It remains unclear whether basophils and mast cells are derived from a common progenitor. Furthermore, how basophil versus mast cell fate is specified has not been investigated. Here, we have identified a population of granulocyte-macrophage progenitors (GMPs) that were highly enriched in the capacity to differentiate into basophils and mast cells while retaining a limited capacity to differentiate into myeloid cells. We have designated these progenitor cells "pre-basophil and mast cell progenitors" (pre-BMPs). STAT5 signaling was required for the differentiation of pre-BMPs into both basophils and mast cells and was critical for inducing two downstream molecules: C/EBP? and MITF. We have identified C/EBP? as the critical basophil transcription factor for specifying basophil cell fate and MITF as the crucial transcription factor for specifying mast cell fate. C/EBP? and MITF silenced each other's transcription in a directly antagonistic fashion. Our study reveals how basophil and mast cell fate is specified.
View details for PubMedID 23871207
Schistosomiasis-associated pulmonary arterial hypertension (PAH) is one of the most common causes of pulmonary hypertension worldwide. A potential contributing mechanism to the pathogenesis of this disease is a localized immune reaction to retained and persistent parasite-derived antigens.
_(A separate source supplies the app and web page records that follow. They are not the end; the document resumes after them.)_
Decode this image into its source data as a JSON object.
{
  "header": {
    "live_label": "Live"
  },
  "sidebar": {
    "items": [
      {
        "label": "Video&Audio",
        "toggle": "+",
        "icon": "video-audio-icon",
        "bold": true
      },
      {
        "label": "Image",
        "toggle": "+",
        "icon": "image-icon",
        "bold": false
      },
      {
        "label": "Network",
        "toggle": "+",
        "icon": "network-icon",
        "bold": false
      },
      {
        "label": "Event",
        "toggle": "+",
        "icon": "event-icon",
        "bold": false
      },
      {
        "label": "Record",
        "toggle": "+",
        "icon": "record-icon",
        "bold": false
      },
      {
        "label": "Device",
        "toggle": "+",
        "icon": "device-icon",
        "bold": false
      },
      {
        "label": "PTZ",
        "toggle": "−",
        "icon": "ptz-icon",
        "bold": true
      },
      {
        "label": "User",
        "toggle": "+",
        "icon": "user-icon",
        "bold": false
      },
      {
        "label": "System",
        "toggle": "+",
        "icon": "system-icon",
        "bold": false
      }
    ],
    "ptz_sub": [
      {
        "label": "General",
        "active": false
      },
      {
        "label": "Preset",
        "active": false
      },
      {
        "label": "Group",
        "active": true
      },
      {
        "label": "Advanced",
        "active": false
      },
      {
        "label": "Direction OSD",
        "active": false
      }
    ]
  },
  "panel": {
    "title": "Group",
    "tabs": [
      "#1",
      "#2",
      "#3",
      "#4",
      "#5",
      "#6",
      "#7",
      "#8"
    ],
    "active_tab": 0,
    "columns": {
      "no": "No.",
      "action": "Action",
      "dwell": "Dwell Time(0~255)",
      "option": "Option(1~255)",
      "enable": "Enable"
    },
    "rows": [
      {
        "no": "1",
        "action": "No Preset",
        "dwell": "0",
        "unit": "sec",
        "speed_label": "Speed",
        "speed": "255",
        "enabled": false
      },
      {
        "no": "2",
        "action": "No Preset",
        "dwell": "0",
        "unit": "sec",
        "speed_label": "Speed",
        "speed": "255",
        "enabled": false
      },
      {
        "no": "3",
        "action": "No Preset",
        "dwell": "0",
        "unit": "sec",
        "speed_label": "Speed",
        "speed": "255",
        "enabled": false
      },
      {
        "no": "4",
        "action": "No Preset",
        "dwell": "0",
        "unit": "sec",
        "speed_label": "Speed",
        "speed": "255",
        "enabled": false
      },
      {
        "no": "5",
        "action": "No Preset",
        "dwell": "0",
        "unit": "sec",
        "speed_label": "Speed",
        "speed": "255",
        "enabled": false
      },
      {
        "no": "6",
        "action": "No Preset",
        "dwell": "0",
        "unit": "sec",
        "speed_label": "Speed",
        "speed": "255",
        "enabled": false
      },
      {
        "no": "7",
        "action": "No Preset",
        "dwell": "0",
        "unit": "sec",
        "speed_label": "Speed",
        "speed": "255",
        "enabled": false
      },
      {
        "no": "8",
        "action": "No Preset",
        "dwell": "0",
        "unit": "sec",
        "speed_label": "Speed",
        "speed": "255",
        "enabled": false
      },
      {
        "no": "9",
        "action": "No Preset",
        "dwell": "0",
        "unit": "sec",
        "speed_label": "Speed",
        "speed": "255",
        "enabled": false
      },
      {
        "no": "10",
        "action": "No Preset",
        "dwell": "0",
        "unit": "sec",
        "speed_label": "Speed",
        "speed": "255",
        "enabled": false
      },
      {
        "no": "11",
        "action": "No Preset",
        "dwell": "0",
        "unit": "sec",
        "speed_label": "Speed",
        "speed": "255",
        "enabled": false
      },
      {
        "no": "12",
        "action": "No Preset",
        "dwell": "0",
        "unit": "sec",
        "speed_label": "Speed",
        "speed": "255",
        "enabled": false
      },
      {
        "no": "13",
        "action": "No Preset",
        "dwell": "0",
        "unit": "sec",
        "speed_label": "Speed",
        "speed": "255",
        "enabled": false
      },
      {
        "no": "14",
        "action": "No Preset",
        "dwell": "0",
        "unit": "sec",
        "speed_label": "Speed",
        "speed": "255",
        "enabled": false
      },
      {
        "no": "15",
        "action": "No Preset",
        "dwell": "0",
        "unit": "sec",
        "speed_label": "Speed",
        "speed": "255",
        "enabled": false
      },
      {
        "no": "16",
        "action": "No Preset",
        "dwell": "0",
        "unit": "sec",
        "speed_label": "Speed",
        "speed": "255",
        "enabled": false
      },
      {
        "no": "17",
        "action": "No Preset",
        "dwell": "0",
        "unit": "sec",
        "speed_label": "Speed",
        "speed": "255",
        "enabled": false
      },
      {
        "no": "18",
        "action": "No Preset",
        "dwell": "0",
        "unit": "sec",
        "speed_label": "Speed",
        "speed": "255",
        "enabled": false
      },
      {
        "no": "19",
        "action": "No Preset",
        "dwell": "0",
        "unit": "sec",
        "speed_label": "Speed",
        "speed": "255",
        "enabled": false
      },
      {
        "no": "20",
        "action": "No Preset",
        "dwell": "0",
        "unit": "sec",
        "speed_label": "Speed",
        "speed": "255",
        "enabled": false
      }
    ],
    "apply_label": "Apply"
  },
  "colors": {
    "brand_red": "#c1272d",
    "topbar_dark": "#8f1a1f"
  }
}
We sought to identify Schistosoma-derived egg antigens present in the lungs of individuals who died of the disease. We obtained 18 lung samples collected at autopsy from individuals who died of schistosomiasis-associated PAH in Brazil. A rabbit polyclonal antibody was created to known Schistosoma mansoni-soluble egg antigen (SEA). Histologic assessment and immunostaining of the human tissue was performed, along with immunostaining and immunoblotting of lung tissue from mice experimentally infected with S. mansoni. All 18 lung samples had evidence of pulmonary vascular remodeling with plexiform lesions and arterial medial thickening, but no visible eggs were seen. The anti-SEA antibody detected S. mansoni egg antigens in visible eggs in mouse lung and human intestine specimens, but did not identify a significant amount of egg antigen in the human lung specimens. In mouse granulomas containing degraded eggs, we observed colocalization of egg antigens and macrophage lysosomes. In conclusion, there is unlikely to be a significant amount of persistent parasite-derived antigens within the lungs of individuals who die of schistosomiasis-associated PAH. This suggests that retained and persistent parasite proteins are not contributing to a localized immune response in the pathogenesis of this disease.
View details for DOI 10.4103/2045-8932.93544
View details for PubMedID 22530100